Material supplied -
§

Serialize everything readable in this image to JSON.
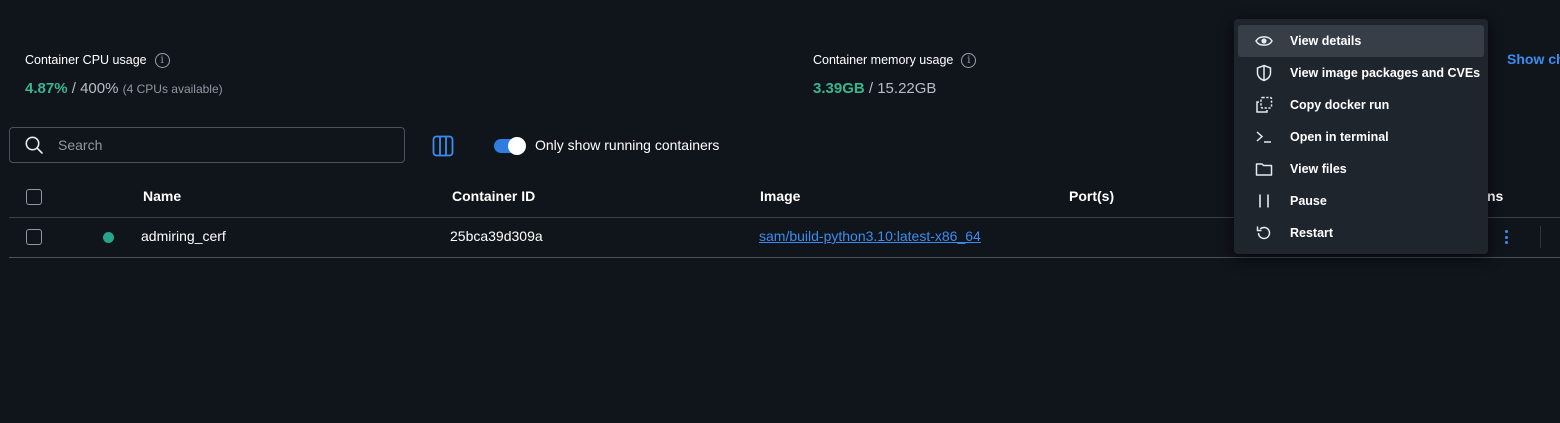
{
  "stats": {
    "cpu": {
      "title": "Container CPU usage",
      "value": "4.87%",
      "separator": " / ",
      "total": "400%",
      "note": "(4 CPUs available)"
    },
    "memory": {
      "title": "Container memory usage",
      "value": "3.39GB",
      "separator": " / ",
      "total": "15.22GB"
    },
    "info_icon_glyph": "i",
    "show_charts_label": "Show ch"
  },
  "toolbar": {
    "search_placeholder": "Search",
    "toggle_label": "Only show running containers",
    "toggle_on": true
  },
  "table": {
    "columns": {
      "name": "Name",
      "container_id": "Container ID",
      "image": "Image",
      "ports": "Port(s)",
      "actions_partial": "ns"
    },
    "rows": [
      {
        "name": "admiring_cerf",
        "container_id": "25bca39d309a",
        "image": "sam/build-python3.10:latest-x86_64",
        "ports": "",
        "status": "running"
      }
    ]
  },
  "context_menu": {
    "items": [
      {
        "label": "View details",
        "icon": "eye-icon",
        "active": true
      },
      {
        "label": "View image packages and CVEs",
        "icon": "shield-icon",
        "active": false
      },
      {
        "label": "Copy docker run",
        "icon": "copy-icon",
        "active": false
      },
      {
        "label": "Open in terminal",
        "icon": "terminal-icon",
        "active": false
      },
      {
        "label": "View files",
        "icon": "folder-icon",
        "active": false
      },
      {
        "label": "Pause",
        "icon": "pause-icon",
        "active": false
      },
      {
        "label": "Restart",
        "icon": "restart-icon",
        "active": false
      }
    ]
  },
  "colors": {
    "background": "#10141b",
    "accent": "#3b8cf0",
    "green": "#39b58e",
    "status_running": "#27a58a",
    "menu_bg": "#1f252d"
  }
}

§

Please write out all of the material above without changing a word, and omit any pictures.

Serialize everything readable in this image to JSON.
{
  "stats": {
    "cpu": {
      "title": "Container CPU usage",
      "value": "4.87%",
      "separator": " / ",
      "total": "400%",
      "note": "(4 CPUs available)"
    },
    "memory": {
      "title": "Container memory usage",
      "value": "3.39GB",
      "separator": " / ",
      "total": "15.22GB"
    },
    "info_icon_glyph": "i",
    "show_charts_label": "Show ch"
  },
  "toolbar": {
    "search_placeholder": "Search",
    "toggle_label": "Only show running containers",
    "toggle_on": true
  },
  "table": {
    "columns": {
      "name": "Name",
      "container_id": "Container ID",
      "image": "Image",
      "ports": "Port(s)",
      "actions_partial": "ns"
    },
    "rows": [
      {
        "name": "admiring_cerf",
        "container_id": "25bca39d309a",
        "image": "sam/build-python3.10:latest-x86_64",
        "ports": "",
        "status": "running"
      }
    ]
  },
  "context_menu": {
    "items": [
      {
        "label": "View details",
        "icon": "eye-icon",
        "active": true
      },
      {
        "label": "View image packages and CVEs",
        "icon": "shield-icon",
        "active": false
      },
      {
        "label": "Copy docker run",
        "icon": "copy-icon",
        "active": false
      },
      {
        "label": "Open in terminal",
        "icon": "terminal-icon",
        "active": false
      },
      {
        "label": "View files",
        "icon": "folder-icon",
        "active": false
      },
      {
        "label": "Pause",
        "icon": "pause-icon",
        "active": false
      },
      {
        "label": "Restart",
        "icon": "restart-icon",
        "active": false
      }
    ]
  },
  "colors": {
    "background": "#10141b",
    "accent": "#3b8cf0",
    "green": "#39b58e",
    "status_running": "#27a58a",
    "menu_bg": "#1f252d"
  }
}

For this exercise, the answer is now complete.